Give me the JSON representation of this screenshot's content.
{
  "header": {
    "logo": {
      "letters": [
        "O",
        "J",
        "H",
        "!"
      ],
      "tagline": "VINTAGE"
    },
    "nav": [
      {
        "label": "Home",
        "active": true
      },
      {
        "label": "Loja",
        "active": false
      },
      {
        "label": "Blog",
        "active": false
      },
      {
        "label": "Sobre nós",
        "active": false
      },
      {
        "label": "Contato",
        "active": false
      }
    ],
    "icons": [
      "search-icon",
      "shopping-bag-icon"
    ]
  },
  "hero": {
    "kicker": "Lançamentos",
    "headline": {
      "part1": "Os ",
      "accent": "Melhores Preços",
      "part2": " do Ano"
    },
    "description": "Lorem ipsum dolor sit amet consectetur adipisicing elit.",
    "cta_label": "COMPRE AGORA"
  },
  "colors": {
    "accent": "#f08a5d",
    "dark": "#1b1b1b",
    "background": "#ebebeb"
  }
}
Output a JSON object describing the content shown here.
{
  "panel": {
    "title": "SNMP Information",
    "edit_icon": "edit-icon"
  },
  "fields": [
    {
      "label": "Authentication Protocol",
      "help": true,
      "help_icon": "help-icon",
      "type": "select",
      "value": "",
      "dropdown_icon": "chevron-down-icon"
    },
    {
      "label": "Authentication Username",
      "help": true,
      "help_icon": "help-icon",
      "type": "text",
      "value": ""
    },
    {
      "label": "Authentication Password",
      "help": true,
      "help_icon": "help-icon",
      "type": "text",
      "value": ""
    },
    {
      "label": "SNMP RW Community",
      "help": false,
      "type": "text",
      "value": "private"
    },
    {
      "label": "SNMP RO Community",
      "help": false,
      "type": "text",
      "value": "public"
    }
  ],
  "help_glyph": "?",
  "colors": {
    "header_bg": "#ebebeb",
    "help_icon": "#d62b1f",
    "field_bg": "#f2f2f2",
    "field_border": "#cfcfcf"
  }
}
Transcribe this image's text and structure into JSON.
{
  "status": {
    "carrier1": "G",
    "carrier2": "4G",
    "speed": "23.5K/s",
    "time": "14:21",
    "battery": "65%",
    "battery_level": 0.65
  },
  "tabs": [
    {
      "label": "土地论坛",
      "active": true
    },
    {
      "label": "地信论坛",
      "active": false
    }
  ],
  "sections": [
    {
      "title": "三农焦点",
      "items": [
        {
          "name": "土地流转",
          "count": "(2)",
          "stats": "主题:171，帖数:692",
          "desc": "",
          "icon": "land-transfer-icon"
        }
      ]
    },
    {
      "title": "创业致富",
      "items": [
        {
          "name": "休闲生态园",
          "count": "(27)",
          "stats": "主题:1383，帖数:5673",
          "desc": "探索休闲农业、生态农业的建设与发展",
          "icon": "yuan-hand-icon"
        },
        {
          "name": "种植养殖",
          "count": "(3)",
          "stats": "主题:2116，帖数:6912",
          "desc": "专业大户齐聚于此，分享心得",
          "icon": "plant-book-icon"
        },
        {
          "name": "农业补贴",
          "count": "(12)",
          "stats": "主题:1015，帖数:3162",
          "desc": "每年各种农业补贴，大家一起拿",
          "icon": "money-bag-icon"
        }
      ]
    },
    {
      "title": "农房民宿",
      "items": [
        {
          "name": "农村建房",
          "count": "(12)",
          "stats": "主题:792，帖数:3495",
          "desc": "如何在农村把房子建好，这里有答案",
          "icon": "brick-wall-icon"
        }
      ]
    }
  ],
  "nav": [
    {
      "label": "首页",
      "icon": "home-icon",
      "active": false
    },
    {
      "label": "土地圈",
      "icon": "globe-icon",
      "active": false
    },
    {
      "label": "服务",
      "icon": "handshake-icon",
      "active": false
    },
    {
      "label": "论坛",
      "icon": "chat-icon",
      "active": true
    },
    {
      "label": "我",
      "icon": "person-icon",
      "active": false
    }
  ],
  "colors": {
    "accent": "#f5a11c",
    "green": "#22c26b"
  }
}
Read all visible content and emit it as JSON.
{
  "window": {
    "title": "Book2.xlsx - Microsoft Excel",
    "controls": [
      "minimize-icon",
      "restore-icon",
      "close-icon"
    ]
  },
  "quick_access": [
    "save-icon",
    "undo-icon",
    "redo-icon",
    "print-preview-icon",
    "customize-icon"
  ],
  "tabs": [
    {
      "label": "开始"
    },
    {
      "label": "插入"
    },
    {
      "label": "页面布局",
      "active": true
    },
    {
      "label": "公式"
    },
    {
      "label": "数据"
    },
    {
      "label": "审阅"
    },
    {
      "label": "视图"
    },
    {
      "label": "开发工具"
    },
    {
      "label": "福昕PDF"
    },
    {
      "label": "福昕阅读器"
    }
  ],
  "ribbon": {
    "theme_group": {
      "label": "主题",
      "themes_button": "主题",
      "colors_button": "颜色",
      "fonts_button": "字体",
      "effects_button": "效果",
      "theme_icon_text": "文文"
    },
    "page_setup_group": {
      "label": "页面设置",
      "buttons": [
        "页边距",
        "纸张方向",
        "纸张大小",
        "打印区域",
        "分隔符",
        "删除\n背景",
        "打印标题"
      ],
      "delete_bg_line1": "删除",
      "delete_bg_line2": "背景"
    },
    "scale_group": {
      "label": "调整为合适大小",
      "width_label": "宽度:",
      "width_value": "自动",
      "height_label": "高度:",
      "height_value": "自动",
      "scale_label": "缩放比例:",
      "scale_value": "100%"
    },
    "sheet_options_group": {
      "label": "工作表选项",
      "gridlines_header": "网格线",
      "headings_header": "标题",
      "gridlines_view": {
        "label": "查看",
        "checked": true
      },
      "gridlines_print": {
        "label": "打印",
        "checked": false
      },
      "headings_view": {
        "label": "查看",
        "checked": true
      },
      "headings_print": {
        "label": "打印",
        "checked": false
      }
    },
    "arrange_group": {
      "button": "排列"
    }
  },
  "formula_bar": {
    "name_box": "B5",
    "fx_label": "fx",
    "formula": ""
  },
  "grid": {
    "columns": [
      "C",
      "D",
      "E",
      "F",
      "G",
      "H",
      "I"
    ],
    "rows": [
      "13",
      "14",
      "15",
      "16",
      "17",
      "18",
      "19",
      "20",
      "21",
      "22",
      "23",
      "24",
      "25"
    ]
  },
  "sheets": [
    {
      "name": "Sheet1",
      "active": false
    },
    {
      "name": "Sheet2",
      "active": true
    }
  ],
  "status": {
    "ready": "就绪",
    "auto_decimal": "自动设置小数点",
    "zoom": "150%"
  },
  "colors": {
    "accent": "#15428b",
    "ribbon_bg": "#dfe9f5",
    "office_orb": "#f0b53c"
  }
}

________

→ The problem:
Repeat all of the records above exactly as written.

→ Result of this exercise:
Give me the JSON representation of this screenshot's content.
{
  "header": {
    "logo": {
      "letters": [
        "O",
        "J",
        "H",
        "!"
      ],
      "tagline": "VINTAGE"
    },
    "nav": [
      {
        "label": "Home",
        "active": true
      },
      {
        "label": "Loja",
        "active": false
      },
      {
        "label": "Blog",
        "active": false
      },
      {
        "label": "Sobre nós",
        "active": false
      },
      {
        "label": "Contato",
        "active": false
      }
    ],
    "icons": [
      "search-icon",
      "shopping-bag-icon"
    ]
  },
  "hero": {
    "kicker": "Lançamentos",
    "headline": {
      "part1": "Os ",
      "accent": "Melhores Preços",
      "part2": " do Ano"
    },
    "description": "Lorem ipsum dolor sit amet consectetur adipisicing elit.",
    "cta_label": "COMPRE AGORA"
  },
  "colors": {
    "accent": "#f08a5d",
    "dark": "#1b1b1b",
    "background": "#ebebeb"
  }
}
Output a JSON object describing the content shown here.
{
  "panel": {
    "title": "SNMP Information",
    "edit_icon": "edit-icon"
  },
  "fields": [
    {
      "label": "Authentication Protocol",
      "help": true,
      "help_icon": "help-icon",
      "type": "select",
      "value": "",
      "dropdown_icon": "chevron-down-icon"
    },
    {
      "label": "Authentication Username",
      "help": true,
      "help_icon": "help-icon",
      "type": "text",
      "value": ""
    },
    {
      "label": "Authentication Password",
      "help": true,
      "help_icon": "help-icon",
      "type": "text",
      "value": ""
    },
    {
      "label": "SNMP RW Community",
      "help": false,
      "type": "text",
      "value": "private"
    },
    {
      "label": "SNMP RO Community",
      "help": false,
      "type": "text",
      "value": "public"
    }
  ],
  "help_glyph": "?",
  "colors": {
    "header_bg": "#ebebeb",
    "help_icon": "#d62b1f",
    "field_bg": "#f2f2f2",
    "field_border": "#cfcfcf"
  }
}
Transcribe this image's text and structure into JSON.
{
  "status": {
    "carrier1": "G",
    "carrier2": "4G",
    "speed": "23.5K/s",
    "time": "14:21",
    "battery": "65%",
    "battery_level": 0.65
  },
  "tabs": [
    {
      "label": "土地论坛",
      "active": true
    },
    {
      "label": "地信论坛",
      "active": false
    }
  ],
  "sections": [
    {
      "title": "三农焦点",
      "items": [
        {
          "name": "土地流转",
          "count": "(2)",
          "stats": "主题:171，帖数:692",
          "desc": "",
          "icon": "land-transfer-icon"
        }
      ]
    },
    {
      "title": "创业致富",
      "items": [
        {
          "name": "休闲生态园",
          "count": "(27)",
          "stats": "主题:1383，帖数:5673",
          "desc": "探索休闲农业、生态农业的建设与发展",
          "icon": "yuan-hand-icon"
        },
        {
          "name": "种植养殖",
          "count": "(3)",
          "stats": "主题:2116，帖数:6912",
          "desc": "专业大户齐聚于此，分享心得",
          "icon": "plant-book-icon"
        },
        {
          "name": "农业补贴",
          "count": "(12)",
          "stats": "主题:1015，帖数:3162",
          "desc": "每年各种农业补贴，大家一起拿",
          "icon": "money-bag-icon"
        }
      ]
    },
    {
      "title": "农房民宿",
      "items": [
        {
          "name": "农村建房",
          "count": "(12)",
          "stats": "主题:792，帖数:3495",
          "desc": "如何在农村把房子建好，这里有答案",
          "icon": "brick-wall-icon"
        }
      ]
    }
  ],
  "nav": [
    {
      "label": "首页",
      "icon": "home-icon",
      "active": false
    },
    {
      "label": "土地圈",
      "icon": "globe-icon",
      "active": false
    },
    {
      "label": "服务",
      "icon": "handshake-icon",
      "active": false
    },
    {
      "label": "论坛",
      "icon": "chat-icon",
      "active": true
    },
    {
      "label": "我",
      "icon": "person-icon",
      "active": false
    }
  ],
  "colors": {
    "accent": "#f5a11c",
    "green": "#22c26b"
  }
}
Read all visible content and emit it as JSON.
{
  "window": {
    "title": "Book2.xlsx - Microsoft Excel",
    "controls": [
      "minimize-icon",
      "restore-icon",
      "close-icon"
    ]
  },
  "quick_access": [
    "save-icon",
    "undo-icon",
    "redo-icon",
    "print-preview-icon",
    "customize-icon"
  ],
  "tabs": [
    {
      "label": "开始"
    },
    {
      "label": "插入"
    },
    {
      "label": "页面布局",
      "active": true
    },
    {
      "label": "公式"
    },
    {
      "label": "数据"
    },
    {
      "label": "审阅"
    },
    {
      "label": "视图"
    },
    {
      "label": "开发工具"
    },
    {
      "label": "福昕PDF"
    },
    {
      "label": "福昕阅读器"
    }
  ],
  "ribbon": {
    "theme_group": {
      "label": "主题",
      "themes_button": "主题",
      "colors_button": "颜色",
      "fonts_button": "字体",
      "effects_button": "效果",
      "theme_icon_text": "文文"
    },
    "page_setup_group": {
      "label": "页面设置",
      "buttons": [
        "页边距",
        "纸张方向",
        "纸张大小",
        "打印区域",
        "分隔符",
        "删除\n背景",
        "打印标题"
      ],
      "delete_bg_line1": "删除",
      "delete_bg_line2": "背景"
    },
    "scale_group": {
      "label": "调整为合适大小",
      "width_label": "宽度:",
      "width_value": "自动",
      "height_label": "高度:",
      "height_value": "自动",
      "scale_label": "缩放比例:",
      "scale_value": "100%"
    },
    "sheet_options_group": {
      "label": "工作表选项",
      "gridlines_header": "网格线",
      "headings_header": "标题",
      "gridlines_view": {
        "label": "查看",
        "checked": true
      },
      "gridlines_print": {
        "label": "打印",
        "checked": false
      },
      "headings_view": {
        "label": "查看",
        "checked": true
      },
      "headings_print": {
        "label": "打印",
        "checked": false
      }
    },
    "arrange_group": {
      "button": "排列"
    }
  },
  "formula_bar": {
    "name_box": "B5",
    "fx_label": "fx",
    "formula": ""
  },
  "grid": {
    "columns": [
      "C",
      "D",
      "E",
      "F",
      "G",
      "H",
      "I"
    ],
    "rows": [
      "13",
      "14",
      "15",
      "16",
      "17",
      "18",
      "19",
      "20",
      "21",
      "22",
      "23",
      "24",
      "25"
    ]
  },
  "sheets": [
    {
      "name": "Sheet1",
      "active": false
    },
    {
      "name": "Sheet2",
      "active": true
    }
  ],
  "status": {
    "ready": "就绪",
    "auto_decimal": "自动设置小数点",
    "zoom": "150%"
  },
  "colors": {
    "accent": "#15428b",
    "ribbon_bg": "#dfe9f5",
    "office_orb": "#f0b53c"
  }
}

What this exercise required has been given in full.